-- Work task --
Only the lines from the one that contains "Give me the" through the final line of the entries should be repeated, exactly as written.

(Website and app data records)
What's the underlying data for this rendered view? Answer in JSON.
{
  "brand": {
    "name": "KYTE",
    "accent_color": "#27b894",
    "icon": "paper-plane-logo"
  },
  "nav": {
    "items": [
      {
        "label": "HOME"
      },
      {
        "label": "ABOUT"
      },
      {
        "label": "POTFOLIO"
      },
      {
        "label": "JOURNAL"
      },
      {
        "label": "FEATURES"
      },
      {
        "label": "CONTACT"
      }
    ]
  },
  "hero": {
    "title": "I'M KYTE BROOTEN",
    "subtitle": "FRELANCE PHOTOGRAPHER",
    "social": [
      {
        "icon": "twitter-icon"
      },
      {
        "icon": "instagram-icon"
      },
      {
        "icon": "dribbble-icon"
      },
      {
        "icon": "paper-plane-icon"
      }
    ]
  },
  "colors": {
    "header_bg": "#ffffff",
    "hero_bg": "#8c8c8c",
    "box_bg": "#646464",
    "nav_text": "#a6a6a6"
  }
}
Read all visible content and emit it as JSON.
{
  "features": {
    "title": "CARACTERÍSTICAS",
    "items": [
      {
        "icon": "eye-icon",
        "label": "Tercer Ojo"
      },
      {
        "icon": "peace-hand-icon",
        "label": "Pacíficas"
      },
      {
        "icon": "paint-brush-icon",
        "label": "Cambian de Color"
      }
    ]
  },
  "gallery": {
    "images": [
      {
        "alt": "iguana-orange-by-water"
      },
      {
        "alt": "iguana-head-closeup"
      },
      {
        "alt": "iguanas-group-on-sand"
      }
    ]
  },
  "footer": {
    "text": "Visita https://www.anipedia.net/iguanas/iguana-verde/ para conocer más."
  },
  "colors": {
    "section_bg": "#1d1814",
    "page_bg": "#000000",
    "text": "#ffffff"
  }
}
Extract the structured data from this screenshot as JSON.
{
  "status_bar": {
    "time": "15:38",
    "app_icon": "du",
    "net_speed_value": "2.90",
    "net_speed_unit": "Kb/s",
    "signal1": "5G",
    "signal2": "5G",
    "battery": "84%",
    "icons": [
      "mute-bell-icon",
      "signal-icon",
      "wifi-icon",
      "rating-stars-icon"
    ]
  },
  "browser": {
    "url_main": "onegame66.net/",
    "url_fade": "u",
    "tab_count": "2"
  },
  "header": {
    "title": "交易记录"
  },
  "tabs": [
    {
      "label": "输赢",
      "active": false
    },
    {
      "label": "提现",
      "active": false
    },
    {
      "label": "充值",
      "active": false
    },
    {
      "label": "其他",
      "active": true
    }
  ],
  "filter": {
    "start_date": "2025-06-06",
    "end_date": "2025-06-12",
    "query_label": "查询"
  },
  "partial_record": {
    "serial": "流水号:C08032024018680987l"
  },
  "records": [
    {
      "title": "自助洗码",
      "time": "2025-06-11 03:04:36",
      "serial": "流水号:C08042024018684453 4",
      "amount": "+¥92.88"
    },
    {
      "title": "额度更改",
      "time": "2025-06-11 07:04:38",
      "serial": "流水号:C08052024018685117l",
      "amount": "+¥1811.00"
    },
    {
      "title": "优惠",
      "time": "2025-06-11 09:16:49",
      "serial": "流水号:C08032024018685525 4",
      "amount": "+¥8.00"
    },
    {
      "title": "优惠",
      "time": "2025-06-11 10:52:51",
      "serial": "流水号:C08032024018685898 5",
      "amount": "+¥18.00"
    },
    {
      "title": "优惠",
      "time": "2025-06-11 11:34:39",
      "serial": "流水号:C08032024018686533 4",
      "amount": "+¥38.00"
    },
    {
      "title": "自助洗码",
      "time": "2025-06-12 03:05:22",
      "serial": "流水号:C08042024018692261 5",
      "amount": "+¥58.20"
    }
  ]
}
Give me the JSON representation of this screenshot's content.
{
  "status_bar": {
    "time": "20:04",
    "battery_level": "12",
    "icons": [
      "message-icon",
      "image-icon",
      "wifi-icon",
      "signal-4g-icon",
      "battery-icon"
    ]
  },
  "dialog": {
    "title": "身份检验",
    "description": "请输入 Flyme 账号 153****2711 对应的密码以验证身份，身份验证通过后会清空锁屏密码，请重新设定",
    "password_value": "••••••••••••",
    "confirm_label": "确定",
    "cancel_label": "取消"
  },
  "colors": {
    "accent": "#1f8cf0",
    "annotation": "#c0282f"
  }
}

-- Response to the task --
Give me the JSON representation of this screenshot's content.
{
  "status_bar": {
    "time": "20:04",
    "battery_level": "12",
    "icons": [
      "message-icon",
      "image-icon",
      "wifi-icon",
      "signal-4g-icon",
      "battery-icon"
    ]
  },
  "dialog": {
    "title": "身份检验",
    "description": "请输入 Flyme 账号 153****2711 对应的密码以验证身份，身份验证通过后会清空锁屏密码，请重新设定",
    "password_value": "••••••••••••",
    "confirm_label": "确定",
    "cancel_label": "取消"
  },
  "colors": {
    "accent": "#1f8cf0",
    "annotation": "#c0282f"
  }
}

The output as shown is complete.